(Posted Aug. 29, 2018)
By Amanda Ensinger, Staff Writer
Mount Sterling village leaders are at odds over Mayor Billy Martin’s request that council honor the previous administration’s promise of raises for two village employees.
“The former administration made an agreement with the present employees that if they progress in their experience, they would be rewarded,” Martin said at council’s Aug. 27 meeting. “We thought it was only fair to take care of our greatest asset, our employees. We need to show them we care and that we are committed to rewarding them if they meet certain goals.”
Martin asked council to approve a $3 hourly pay increase for a water plant operator for obtaining his Water Operator Class 1 certificate and a 75-cent hourly increase for a sewer operator for working enough hours that he can take his waste water license certification. Currently, they make $15.75 per hour and $15 per hour, respectively.
Not all council members support granting the raises.
“We have not seen in writing what they were promised,” said Rebecca Burns, council member and president of council’s finance committee. “I also want to do due diligence to the taxpayers and see where the funds are first. This is why I can’t vote on this.”
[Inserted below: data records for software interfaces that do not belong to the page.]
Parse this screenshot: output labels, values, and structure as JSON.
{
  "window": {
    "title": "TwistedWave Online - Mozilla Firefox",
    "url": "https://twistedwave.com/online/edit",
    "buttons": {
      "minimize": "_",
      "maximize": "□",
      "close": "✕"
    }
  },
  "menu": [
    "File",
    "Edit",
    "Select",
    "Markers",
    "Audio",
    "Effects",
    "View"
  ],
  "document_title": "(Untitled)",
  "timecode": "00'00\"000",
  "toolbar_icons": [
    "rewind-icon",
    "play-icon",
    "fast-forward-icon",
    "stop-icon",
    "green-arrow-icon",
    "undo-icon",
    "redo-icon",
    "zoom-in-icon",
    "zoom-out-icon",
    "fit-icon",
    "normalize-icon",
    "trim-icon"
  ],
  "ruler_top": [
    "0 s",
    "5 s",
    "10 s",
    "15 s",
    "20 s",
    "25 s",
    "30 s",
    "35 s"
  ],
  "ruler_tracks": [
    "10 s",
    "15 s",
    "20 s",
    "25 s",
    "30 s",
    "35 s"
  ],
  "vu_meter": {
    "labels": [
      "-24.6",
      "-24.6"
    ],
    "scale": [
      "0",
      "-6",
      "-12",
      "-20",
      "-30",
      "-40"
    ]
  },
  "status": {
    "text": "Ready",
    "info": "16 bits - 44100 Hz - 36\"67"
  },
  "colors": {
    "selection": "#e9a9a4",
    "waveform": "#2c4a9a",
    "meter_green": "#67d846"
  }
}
Martin argued that he presented the proposed increases to the finance committee prior to the full council meeting and that everyone agreed on the numbers.
“I made a suggestion and after discussions with the president of the finance committee, we recommended an amount that the others on the committee supported, too,” Martin said. “I left and thought this would be approved, then I found out there are second thoughts.”
According to Burns, after the finance committee meeting, the village received the findings of a water and sewer rate study that could affect funding for water and sewer services.
The village contracted with Environmental Engineering Services of Lebanon, Ohio, to study what residents are paying now for water and sewer and if it’s enough to cover the village’s operational costs and existing loans on the water and sewer plants.
“I agree, if we made a promise we should keep it, but we are also in fiscal emergency,” said Becky Martin, council member. “What I see is a large raise, but we are in fiscal emergency. It is not that they don’t deserve the raise; it is the amount. We are spending residents’ money, and we need to be extra careful.”
Council member David Timmons sees it differently.
“If they get the license, they deserve a pay raise,” he said.
Martin said the village could grant the raises and be fine fiscally, despite the recent rate study findings.
Council is holding a special work session at 11 a.m. Sept. 5 to discuss the findings.
Martin said that even with the increases, the two employees would be making less than the average wage for their positions. He also said that the village has significantly fewer employees now, resulting in further savings.
“We can’t afford to lose employees, and they deserve a pay increase for what they have achieved,” Martin said.
Council voted 4-2 against granting the raises, with Rebecca Burns, Becky Martin, Tammy Vansickle and Tom Ward casting “no” votes and David Timmons and Lowell Anderson casting “yes” votes.
After the vote, Martin had harsh words for council.
“We do a lot of talking and don’t get anything done,” he said. “We are staying true to form tonight and have not accomplished a thing. If we lose an employee because of this action, don’t look at me for what to do. I’m going to ask you that voted against this what to do.”